For 15 months I've been documenting the ever-evolving workforce experience via this blog (and others). We've been through a hundred different layers contrasting hope and uncertainty. There are those who have found positivity in solitude while others have been chomping at the bit to get back to seeing other humans IRL (in real life). The time of emergence (at least for now) is upon us.
The pandemic has raised an interesting cross-section of organizations embracing social issues while individuals overlapped the personal with the professional. Has the work-from-home conundrum taught us to synchronize individuality with collectivism or will we revert to cubicle farm cheese chasing?
We've toyed with a million turns of phrase to address employee engagement. Call it what you will, put technology in place, gather people in celebration (virtually or in-person), survey employees, action plan for success, focus group, mentor, train, innovate, succession plan, design path to promotion, hire more, fire less and the world will be a better place.... for you.... and me!
Employees are individuals and as an individual, you are called to action by one emotion: DESIRE
The aforementioned constructs are necessary, but if you can inspire desire, then we're heading somewhere refreshingly unique.
Tapping Into Individuality

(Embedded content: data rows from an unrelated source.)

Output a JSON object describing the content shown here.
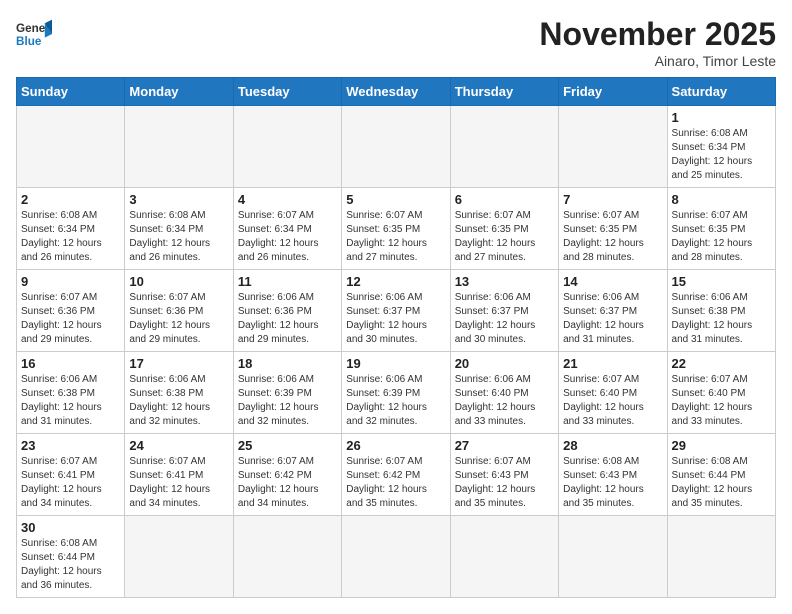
{
  "header": {
    "logo_general": "General",
    "logo_blue": "Blue",
    "month_title": "November 2025",
    "location": "Ainaro, Timor Leste"
  },
  "weekdays": [
    "Sunday",
    "Monday",
    "Tuesday",
    "Wednesday",
    "Thursday",
    "Friday",
    "Saturday"
  ],
  "weeks": [
    [
      {
        "day": "",
        "info": ""
      },
      {
        "day": "",
        "info": ""
      },
      {
        "day": "",
        "info": ""
      },
      {
        "day": "",
        "info": ""
      },
      {
        "day": "",
        "info": ""
      },
      {
        "day": "",
        "info": ""
      },
      {
        "day": "1",
        "info": "Sunrise: 6:08 AM\nSunset: 6:34 PM\nDaylight: 12 hours\nand 25 minutes."
      }
    ],
    [
      {
        "day": "2",
        "info": "Sunrise: 6:08 AM\nSunset: 6:34 PM\nDaylight: 12 hours\nand 26 minutes."
      },
      {
        "day": "3",
        "info": "Sunrise: 6:08 AM\nSunset: 6:34 PM\nDaylight: 12 hours\nand 26 minutes."
      },
      {
        "day": "4",
        "info": "Sunrise: 6:07 AM\nSunset: 6:34 PM\nDaylight: 12 hours\nand 26 minutes."
      },
      {
        "day": "5",
        "info": "Sunrise: 6:07 AM\nSunset: 6:35 PM\nDaylight: 12 hours\nand 27 minutes."
      },
      {
        "day": "6",
        "info": "Sunrise: 6:07 AM\nSunset: 6:35 PM\nDaylight: 12 hours\nand 27 minutes."
      },
      {
        "day": "7",
        "info": "Sunrise: 6:07 AM\nSunset: 6:35 PM\nDaylight: 12 hours\nand 28 minutes."
      },
      {
        "day": "8",
        "info": "Sunrise: 6:07 AM\nSunset: 6:35 PM\nDaylight: 12 hours\nand 28 minutes."
      }
    ],
    [
      {
        "day": "9",
        "info": "Sunrise: 6:07 AM\nSunset: 6:36 PM\nDaylight: 12 hours\nand 29 minutes."
      },
      {
        "day": "10",
        "info": "Sunrise: 6:07 AM\nSunset: 6:36 PM\nDaylight: 12 hours\nand 29 minutes."
      },
      {
        "day": "11",
        "info": "Sunrise: 6:06 AM\nSunset: 6:36 PM\nDaylight: 12 hours\nand 29 minutes."
      },
      {
        "day": "12",
        "info": "Sunrise: 6:06 AM\nSunset: 6:37 PM\nDaylight: 12 hours\nand 30 minutes."
      },
      {
        "day": "13",
        "info": "Sunrise: 6:06 AM\nSunset: 6:37 PM\nDaylight: 12 hours\nand 30 minutes."
      },
      {
        "day": "14",
        "info": "Sunrise: 6:06 AM\nSunset: 6:37 PM\nDaylight: 12 hours\nand 31 minutes."
      },
      {
        "day": "15",
        "info": "Sunrise: 6:06 AM\nSunset: 6:38 PM\nDaylight: 12 hours\nand 31 minutes."
      }
    ],
    [
      {
        "day": "16",
        "info": "Sunrise: 6:06 AM\nSunset: 6:38 PM\nDaylight: 12 hours\nand 31 minutes."
      },
      {
        "day": "17",
        "info": "Sunrise: 6:06 AM\nSunset: 6:38 PM\nDaylight: 12 hours\nand 32 minutes."
      },
      {
        "day": "18",
        "info": "Sunrise: 6:06 AM\nSunset: 6:39 PM\nDaylight: 12 hours\nand 32 minutes."
      },
      {
        "day": "19",
        "info": "Sunrise: 6:06 AM\nSunset: 6:39 PM\nDaylight: 12 hours\nand 32 minutes."
      },
      {
        "day": "20",
        "info": "Sunrise: 6:06 AM\nSunset: 6:40 PM\nDaylight: 12 hours\nand 33 minutes."
      },
      {
        "day": "21",
        "info": "Sunrise: 6:07 AM\nSunset: 6:40 PM\nDaylight: 12 hours\nand 33 minutes."
      },
      {
        "day": "22",
        "info": "Sunrise: 6:07 AM\nSunset: 6:40 PM\nDaylight: 12 hours\nand 33 minutes."
      }
    ],
    [
      {
        "day": "23",
        "info": "Sunrise: 6:07 AM\nSunset: 6:41 PM\nDaylight: 12 hours\nand 34 minutes."
      },
      {
        "day": "24",
        "info": "Sunrise: 6:07 AM\nSunset: 6:41 PM\nDaylight: 12 hours\nand 34 minutes."
      },
      {
        "day": "25",
        "info": "Sunrise: 6:07 AM\nSunset: 6:42 PM\nDaylight: 12 hours\nand 34 minutes."
      },
      {
        "day": "26",
        "info": "Sunrise: 6:07 AM\nSunset: 6:42 PM\nDaylight: 12 hours\nand 35 minutes."
      },
      {
        "day": "27",
        "info": "Sunrise: 6:07 AM\nSunset: 6:43 PM\nDaylight: 12 hours\nand 35 minutes."
      },
      {
        "day": "28",
        "info": "Sunrise: 6:08 AM\nSunset: 6:43 PM\nDaylight: 12 hours\nand 35 minutes."
      },
      {
        "day": "29",
        "info": "Sunrise: 6:08 AM\nSunset: 6:44 PM\nDaylight: 12 hours\nand 35 minutes."
      }
    ],
    [
      {
        "day": "30",
        "info": "Sunrise: 6:08 AM\nSunset: 6:44 PM\nDaylight: 12 hours\nand 36 minutes."
      },
      {
        "day": "",
        "info": ""
      },
      {
        "day": "",
        "info": ""
      },
      {
        "day": "",
        "info": ""
      },
      {
        "day": "",
        "info": ""
      },
      {
        "day": "",
        "info": ""
      },
      {
        "day": "",
        "info": ""
      }
    ]
  ]
}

We live in a time when individuals have social brands that are more prominent than those of the organizations for whom they work. CEOs are marching in the streets with their employees. Individuals are literally wearing their cause-driven ideologies into the office. There was a time when work was a place for organizational objectives and one's thoughts on social issues were foe paw in the conference room. Times have changed.
During the pandemic, we've met our co-workers (and customers) kids, pets and partners. Social feeds have been up all day between zoom calls. The formality that deemed people unprofessional if their dog barked on a conference call has been replaced with a hat tip to one's mental health.

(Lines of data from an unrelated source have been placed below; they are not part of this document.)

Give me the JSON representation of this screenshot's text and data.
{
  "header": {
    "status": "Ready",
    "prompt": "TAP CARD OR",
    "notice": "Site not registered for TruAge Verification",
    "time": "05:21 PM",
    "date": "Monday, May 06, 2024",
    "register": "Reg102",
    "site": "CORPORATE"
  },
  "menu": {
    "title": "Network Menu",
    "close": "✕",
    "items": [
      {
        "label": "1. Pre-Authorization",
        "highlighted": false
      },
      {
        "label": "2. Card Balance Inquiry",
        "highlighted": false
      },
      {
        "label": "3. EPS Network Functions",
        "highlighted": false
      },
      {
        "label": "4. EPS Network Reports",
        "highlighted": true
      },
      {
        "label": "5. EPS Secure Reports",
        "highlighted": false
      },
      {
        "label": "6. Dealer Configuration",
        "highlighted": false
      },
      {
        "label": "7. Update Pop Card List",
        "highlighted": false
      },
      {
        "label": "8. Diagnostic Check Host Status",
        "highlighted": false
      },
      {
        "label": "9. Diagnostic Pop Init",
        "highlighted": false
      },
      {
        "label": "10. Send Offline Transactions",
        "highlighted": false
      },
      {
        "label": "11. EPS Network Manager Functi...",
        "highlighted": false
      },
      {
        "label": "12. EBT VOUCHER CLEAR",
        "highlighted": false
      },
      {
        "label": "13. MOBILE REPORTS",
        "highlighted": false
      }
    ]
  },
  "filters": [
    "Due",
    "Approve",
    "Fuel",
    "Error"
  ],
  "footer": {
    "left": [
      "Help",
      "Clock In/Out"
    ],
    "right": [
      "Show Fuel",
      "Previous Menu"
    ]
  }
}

What if we embraced people for who they are? If we allowed individuals to like what they like or don't like and left judgment aside. Maybe if we started the team meeting with some personal interaction we'd realize that the key to collective success is having a team of varied disciplines. If we stopped judging one another for who we are and concentrated on our contributions to the professional cause we might realize that everyone has value.
Recreating The Workplace

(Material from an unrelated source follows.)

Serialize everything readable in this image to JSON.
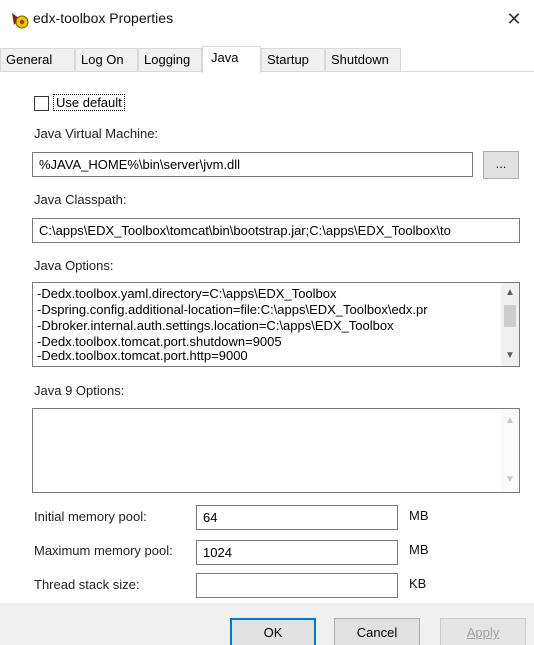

There is no certainty about the future of work. The learnings in the work-from-home experience have shown that people can be trusted and can actually get a lot done when working in their pajamas. Many of us are sick of sitting around nonetheless. We may have to shave, pick up our button-up gear from the dry cleaner and get back in the automobile. It's been nice to commute 15 steps to the laptop but I'd like to think everyone misses seeing their co-workers in the break room. Isn't it about time to get back to complaining about work at the local pub after 5pm aside co-workers?
We can take the best of both worlds and recreate our Employee Value Proposition.
The Harm of Negativity
In this time of uncertainty, we have to acknowledge a truth that has always been there: Complaints fill the megaphone of the unsuccessful.
The last year has been brutal.... for businesses, for families, for individual mental health. We do, however, need to put our big girl pants on and get back to work. Quotas will go up, workplace safety will provoke uncertainty, managers will need to retrain their leadership tactics and employees will have to find courage. The challenge of getting back to work will be nothing compared to what we've been through over the last 15 months.
We've installed technology to replace physical space, commuted less and given more love to the diverse employee population across the world. Now is the time to give back to the companies who helped us through the pandemic.
The Future is Here!
Originally published on Dave's Weekly Thought blog.